My Canon PowerShot ELPH 100 review shows a camera that offers a lot of features that are fun to use. The colorful camera has quite a few nice options for a sub-$200 camera, including several fun special effects.
With a camera in this price range, some drawbacks are expected. If you have large hands, the ELPH 100 HS might almost be too small for you. And, if you have large fingers, using the tiny four-way button to work through the menus might be almost impossible. I would definitely test this camera before I would buy it for that reason.
Otherwise, my Canon ELPH 100 review shows that this camera offers a pretty good value.
For the most part, the Canon ELPH 100 offers very good image quality, especially for a camera with a $199.99 MSRP. In outdoor photos, my Canon ELPH 100 review shows a camera that produces accurate colors and good exposure.
When using the flash indoors, the camera usually does a pretty good job with image quality, thanks in part to its "high sensitivity" (HS) sensor. The camera's autofocus is extremely accurate most of the time, regardless of the lighting conditions.
One of the best things about the ELPH 100 HS is its large number of special effect options. You can set the photo's color mode to vivid, sepia, black and white, or neutral. You also can shoot with a film grain, lightened skin tones, darkened skin tones, fish eye, toy camera, miniature, and poster effect.
Perhaps the most enjoyable effect involves picking two colors to swap, meaning each time those colors are in the image, the camera will swap them. You also can shoot a black and white photo, with only one color visible. These can be a lot of fun to use.
Although you could perform most of these special effects using image-editing software after you shoot the photo, it's more fun to add the effects while you're shooting the photos!

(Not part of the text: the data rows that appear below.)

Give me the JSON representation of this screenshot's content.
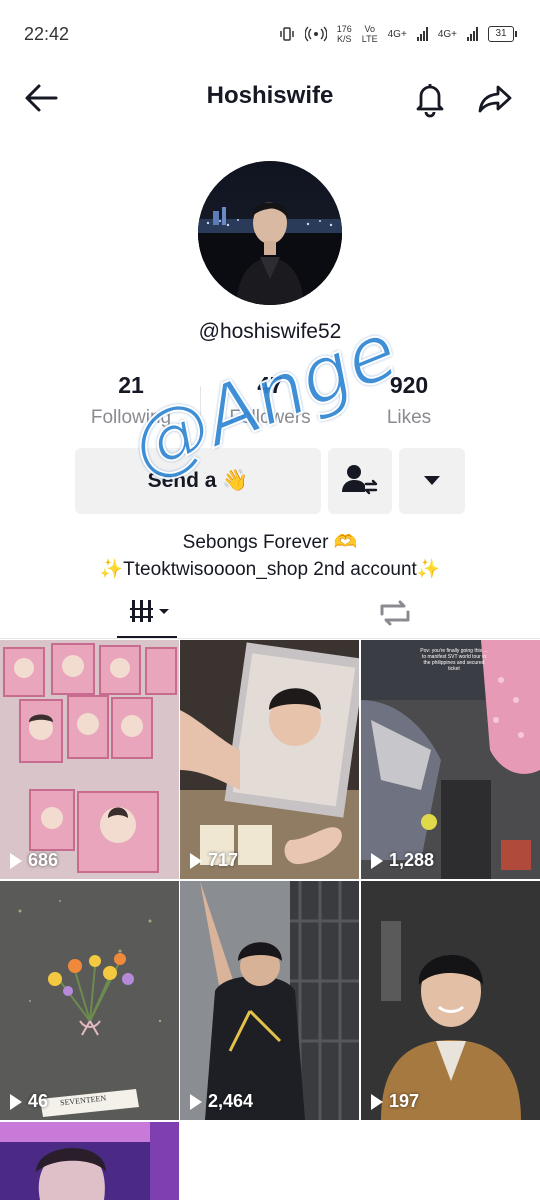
{
  "status_bar": {
    "time": "22:42",
    "speed_value": "176",
    "speed_unit": "K/S",
    "volte_top": "Vo",
    "volte_bottom": "LTE",
    "net1": "4G+",
    "net2": "4G+",
    "battery": "31"
  },
  "header": {
    "title": "Hoshiswife"
  },
  "profile": {
    "username": "@hoshiswife52",
    "stats": [
      {
        "value": "21",
        "label": "Following"
      },
      {
        "value": "47",
        "label": "Followers"
      },
      {
        "value": "920",
        "label": "Likes"
      }
    ],
    "message_button": "Send a 👋",
    "bio_line1": "Sebongs Forever 🫶",
    "bio_line2": "✨Tteoktwisoooon_shop 2nd account✨"
  },
  "watermark": "@Ange",
  "tabs": [
    {
      "icon": "videos-grid-icon",
      "active": true
    },
    {
      "icon": "repost-icon",
      "active": false
    }
  ],
  "videos": [
    {
      "views": "686"
    },
    {
      "views": "717"
    },
    {
      "views": "1,288"
    },
    {
      "views": "46"
    },
    {
      "views": "2,464"
    },
    {
      "views": "197"
    }
  ],
  "thumb_texts": {
    "tile3_caption": "Pov: you're finally going this ... to manifest SVT world tour in the philippines and secured ticket",
    "tile4_banner": "SEVENTEEN"
  },
  "colors": {
    "text": "#161823",
    "muted": "#8a8b91",
    "button_bg": "#f1f1f2",
    "watermark": "#2f86d4"
  }
}
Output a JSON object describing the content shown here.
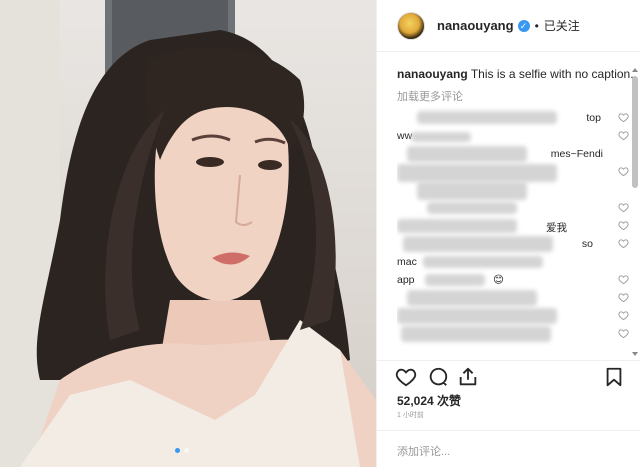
{
  "post": {
    "username": "nanaouyang",
    "verified_mark": "✓",
    "separator": "•",
    "follow_status": "已关注",
    "caption_username": "nanaouyang",
    "caption_text": "This is a selfie with no caption.",
    "load_more": "加载更多评论",
    "comment_fragments": [
      "top",
      "ww",
      "mes~Fendi",
      "爱我",
      "so",
      "mac",
      "app",
      "😊"
    ],
    "likes": "52,024 次赞",
    "time_ago": "1 小时前",
    "add_comment_placeholder": "添加评论...",
    "image_index": 1,
    "image_count": 2
  },
  "icons": {
    "like": "heart-icon",
    "comment": "comment-icon",
    "share": "share-icon",
    "save": "bookmark-icon",
    "verified": "verified-badge-icon"
  },
  "colors": {
    "verified_blue": "#3897f0",
    "text": "#262626",
    "muted": "#999999",
    "divider": "#efefef"
  }
}
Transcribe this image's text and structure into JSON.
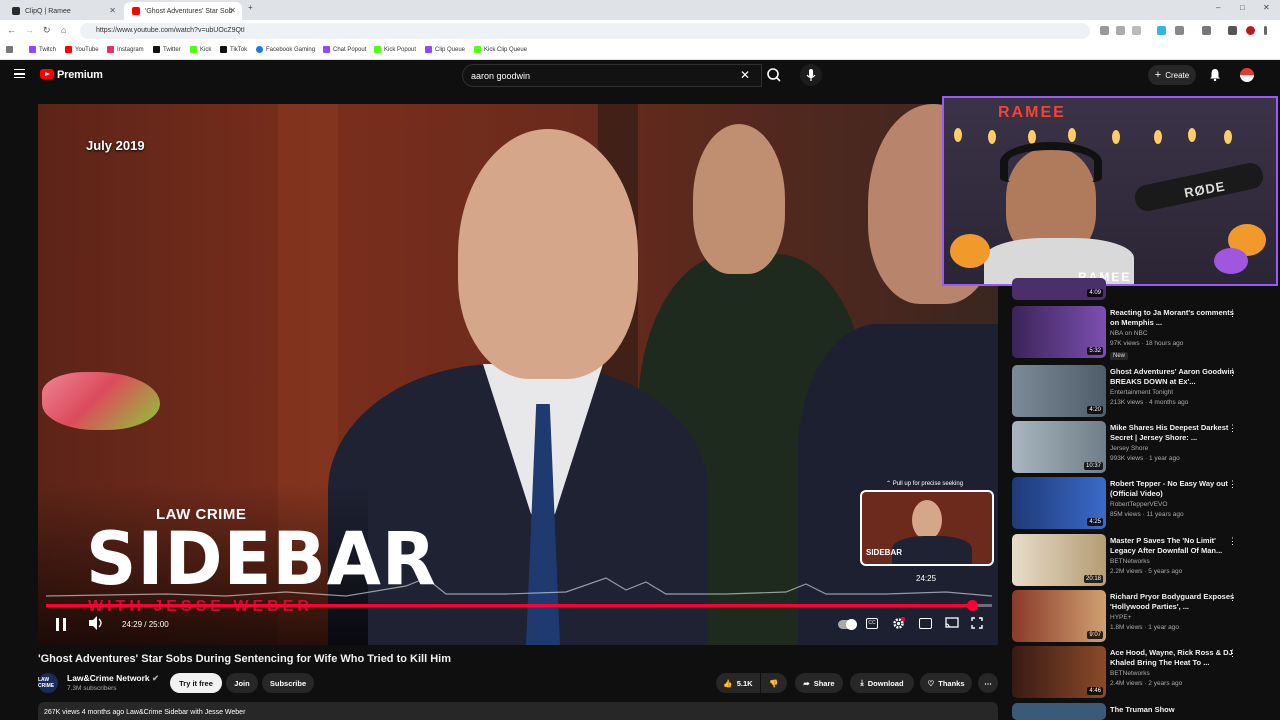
{
  "browser": {
    "tabs": [
      {
        "label": "ClipQ | Ramee",
        "active": false,
        "color": "#2b2b2b"
      },
      {
        "label": "'Ghost Adventures' Star Sob",
        "active": true,
        "color": "#ff0000"
      }
    ],
    "new_tab": "+",
    "window_controls": [
      "–",
      "□",
      "✕"
    ],
    "nav": {
      "back": "←",
      "forward": "→",
      "reload": "↻",
      "home": "⌂"
    },
    "url": "https://www.youtube.com/watch?v=ubUOcZ9QtI",
    "bookmarks": [
      {
        "label": "Twitch",
        "color": "#9146ff"
      },
      {
        "label": "YouTube",
        "color": "#ff0000"
      },
      {
        "label": "Instagram",
        "color": "#e1306c"
      },
      {
        "label": "Twitter",
        "color": "#111111"
      },
      {
        "label": "Kick",
        "color": "#53fc18"
      },
      {
        "label": "TikTok",
        "color": "#111111"
      },
      {
        "label": "Facebook Gaming",
        "color": "#1877f2"
      },
      {
        "label": "Chat Popout",
        "color": "#9146ff"
      },
      {
        "label": "Kick Popout",
        "color": "#53fc18"
      },
      {
        "label": "Clip Queue",
        "color": "#9146ff"
      },
      {
        "label": "Kick Clip Queue",
        "color": "#53fc18"
      }
    ]
  },
  "youtube": {
    "brand": "Premium",
    "search": {
      "value": "aaron goodwin",
      "clear": "✕"
    },
    "create_label": "Create",
    "bell_icon": "🔔"
  },
  "player": {
    "date_overlay": "July 2019",
    "lower_third": {
      "network": "LAW  CRIME",
      "show": "SIDEBAR",
      "host": "WITH JESSE WEBER"
    },
    "preview_hint": "⌃ Pull up for precise seeking",
    "preview_time": "24:25",
    "preview_label": "SIDEBAR",
    "timecode": "24:29 / 25:00",
    "progress_fraction": 0.979
  },
  "webcam": {
    "name_top": "RAMEE",
    "name_bottom": "RAMEE",
    "mic_brand": "RØDE"
  },
  "recommendations": [
    {
      "title": "",
      "channel": "",
      "meta": "",
      "duration": "4:09",
      "thumb_color": "#4a2f6b",
      "partial": true
    },
    {
      "title": "Reacting to Ja Morant's comments on Memphis ...",
      "channel": "NBA on NBC",
      "meta": "97K views · 18 hours ago",
      "duration": "5:32",
      "thumb_color": "#5d3a8a",
      "badge": "New"
    },
    {
      "title": "Ghost Adventures' Aaron Goodwin BREAKS DOWN at Ex'...",
      "channel": "Entertainment Tonight",
      "meta": "213K views · 4 months ago",
      "duration": "4:20",
      "thumb_color": "#6d7b8a"
    },
    {
      "title": "Mike Shares His Deepest Darkest Secret | Jersey Shore: ...",
      "channel": "Jersey Shore",
      "meta": "993K views · 1 year ago",
      "duration": "10:37",
      "thumb_color": "#8fa0aa"
    },
    {
      "title": "Robert Tepper - No Easy Way out (Official Video)",
      "channel": "RobertTepperVEVO",
      "meta": "85M views · 11 years ago",
      "duration": "4:25",
      "thumb_color": "#2c4a8c"
    },
    {
      "title": "Master P Saves The 'No Limit' Legacy After Downfall Of Man...",
      "channel": "BETNetworks",
      "meta": "2.2M views · 5 years ago",
      "duration": "20:18",
      "thumb_color": "#c9b79a"
    },
    {
      "title": "Richard Pryor Bodyguard Exposes 'Hollywood Parties', ...",
      "channel": "HYPE+",
      "meta": "1.8M views · 1 year ago",
      "duration": "9:07",
      "thumb_color": "#7a3b2e"
    },
    {
      "title": "Ace Hood, Wayne, Rick Ross & DJ Khaled Bring The Heat To ...",
      "channel": "BETNetworks",
      "meta": "2.4M views · 2 years ago",
      "duration": "4:46",
      "thumb_color": "#5a2a1f"
    },
    {
      "title": "The Truman Show",
      "channel": "",
      "meta": "",
      "duration": "",
      "thumb_color": "#3a5a7a",
      "partial": true
    }
  ],
  "video": {
    "title": "'Ghost Adventures' Star Sobs During Sentencing for Wife Who Tried to Kill Him",
    "channel": "Law&Crime Network",
    "channel_avatar": "LAW CRIME",
    "subscribers": "7.3M subscribers",
    "try_free": "Try it free",
    "join": "Join",
    "subscribe": "Subscribe",
    "likes": "5.1K",
    "share": "Share",
    "download": "Download",
    "thanks": "Thanks",
    "more": "⋯",
    "description": "267K views  4 months ago  Law&Crime Sidebar with Jesse Weber"
  }
}
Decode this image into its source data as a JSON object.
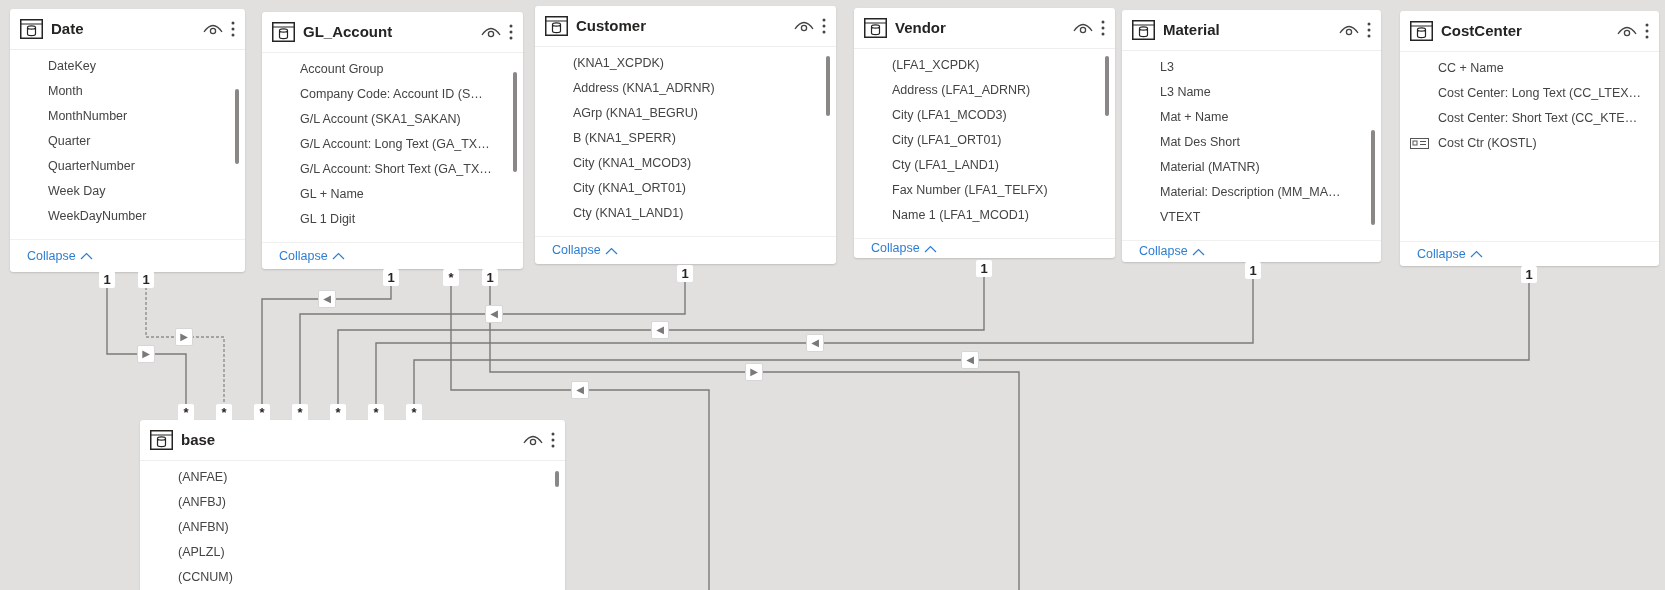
{
  "tables": [
    {
      "name": "Date",
      "fields": [
        {
          "label": "DateKey",
          "kind": "column"
        },
        {
          "label": "Month",
          "kind": "column"
        },
        {
          "label": "MonthNumber",
          "kind": "column"
        },
        {
          "label": "Quarter",
          "kind": "column"
        },
        {
          "label": "QuarterNumber",
          "kind": "column"
        },
        {
          "label": "Week Day",
          "kind": "column"
        },
        {
          "label": "WeekDayNumber",
          "kind": "column"
        }
      ],
      "collapse": "Collapse"
    },
    {
      "name": "GL_Account",
      "fields": [
        {
          "label": "Account Group",
          "kind": "column"
        },
        {
          "label": "Company Code: Account ID (S…",
          "kind": "column"
        },
        {
          "label": "G/L Account (SKA1_SAKAN)",
          "kind": "column"
        },
        {
          "label": "G/L Account: Long Text (GA_TX…",
          "kind": "column"
        },
        {
          "label": "G/L Account: Short Text (GA_TX…",
          "kind": "column"
        },
        {
          "label": "GL + Name",
          "kind": "column"
        },
        {
          "label": "GL 1 Digit",
          "kind": "column"
        }
      ],
      "collapse": "Collapse"
    },
    {
      "name": "Customer",
      "fields": [
        {
          "label": "(KNA1_XCPDK)",
          "kind": "column"
        },
        {
          "label": "Address (KNA1_ADRNR)",
          "kind": "column"
        },
        {
          "label": "AGrp (KNA1_BEGRU)",
          "kind": "column"
        },
        {
          "label": "B (KNA1_SPERR)",
          "kind": "column"
        },
        {
          "label": "City (KNA1_MCOD3)",
          "kind": "column"
        },
        {
          "label": "City (KNA1_ORT01)",
          "kind": "column"
        },
        {
          "label": "Cty (KNA1_LAND1)",
          "kind": "column"
        }
      ],
      "collapse": "Collapse"
    },
    {
      "name": "Vendor",
      "fields": [
        {
          "label": "(LFA1_XCPDK)",
          "kind": "column"
        },
        {
          "label": "Address (LFA1_ADRNR)",
          "kind": "column"
        },
        {
          "label": "City (LFA1_MCOD3)",
          "kind": "column"
        },
        {
          "label": "City (LFA1_ORT01)",
          "kind": "column"
        },
        {
          "label": "Cty (LFA1_LAND1)",
          "kind": "column"
        },
        {
          "label": "Fax Number (LFA1_TELFX)",
          "kind": "column"
        },
        {
          "label": "Name 1 (LFA1_MCOD1)",
          "kind": "column"
        }
      ],
      "collapse": "Collapse"
    },
    {
      "name": "Material",
      "fields": [
        {
          "label": "L3",
          "kind": "column"
        },
        {
          "label": "L3 Name",
          "kind": "column"
        },
        {
          "label": "Mat + Name",
          "kind": "column"
        },
        {
          "label": "Mat Des Short",
          "kind": "column"
        },
        {
          "label": "Material (MATNR)",
          "kind": "column"
        },
        {
          "label": "Material: Description (MM_MA…",
          "kind": "column"
        },
        {
          "label": "VTEXT",
          "kind": "column"
        }
      ],
      "collapse": "Collapse"
    },
    {
      "name": "CostCenter",
      "fields": [
        {
          "label": "CC + Name",
          "kind": "column"
        },
        {
          "label": "Cost Center: Long Text (CC_LTEX…",
          "kind": "column"
        },
        {
          "label": "Cost Center: Short Text (CC_KTE…",
          "kind": "column"
        },
        {
          "label": "Cost Ctr (KOSTL)",
          "kind": "key"
        }
      ],
      "collapse": "Collapse"
    },
    {
      "name": "base",
      "fields": [
        {
          "label": "(ANFAE)",
          "kind": "column"
        },
        {
          "label": "(ANFBJ)",
          "kind": "column"
        },
        {
          "label": "(ANFBN)",
          "kind": "column"
        },
        {
          "label": "(APLZL)",
          "kind": "column"
        },
        {
          "label": "(CCNUM)",
          "kind": "column"
        }
      ]
    }
  ],
  "relationships": [
    {
      "start": "1",
      "end": "*",
      "arrow": "▶",
      "active": true
    },
    {
      "start": "1",
      "end": "*",
      "arrow": "▶",
      "active": false
    },
    {
      "start": "1",
      "end": "*",
      "arrow": "◀",
      "active": true
    },
    {
      "start": "*",
      "arrow": "◀",
      "active": true
    },
    {
      "start": "1",
      "arrow": "▶",
      "active": true
    },
    {
      "start": "1",
      "end": "*",
      "arrow": "◀",
      "active": true
    },
    {
      "start": "1",
      "end": "*",
      "arrow": "◀",
      "active": true
    },
    {
      "start": "1",
      "end": "*",
      "arrow": "◀",
      "active": true
    },
    {
      "start": "1",
      "end": "*",
      "arrow": "◀",
      "active": true
    }
  ]
}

Finally, the ELPH 100 HS includes a feature where it shoots three photos in a row with slightly different settings, and the camera selects the best one. This is a feature similar to automatic exposure bracketing, but the camera picks the best shot.
This Canon model has fast startup times, and it tends to perform pretty well most of the time.
The 3.0-inch LCD Canon included with the ELPH 100 HS is a nice size, and the LCD has good quality. Because the LCD has five different brightness settings, you can increase the brightness level enough that the LCD is adequately viewable outdoors, even in direct sunlight.
Although the ELPH 100 has some slight shot-to-shot delays, it has significantly better performance than a less-expensive Canon model, as I discussed in my Canon PowerShot A800 review. You will see the "busy" message on the screen occasionally while the ELPH 100 HS processes a photo, but it's not a significant problem.
The first thing you'll notice with the ELPH 100 HS is just how small it feels. It measures only 0.78 inches in thickness, and it weighs less than 5 ounces, even when the memory card and battery are installed.
The colorful ELPH 100 HS looks a lot like other Canon PowerShot cameras, with curved edges and five different single-color camera bodies available.
The camera's controls are very basic. It has a toggle switch for switching between "program" mode (which offers a few manual-control features) and "auto" mode. Most of the camera's back is covered by the large LCD.
The biggest design problem with the ELPH 100 HS is the four-way button, which allows you to scroll through the on-screen menus. The button is too small and it isn't raised away from the camera body, making it very difficult to press. If you have large fingers, this button will quickly become a significant source of annoyance, especially if you like to make a lot of changes to the menu options. That four-way button cost this camera a bit in my star ranking, so, if you can live with the four-way button's design, you'd probably give this camera a slightly better rating than I did.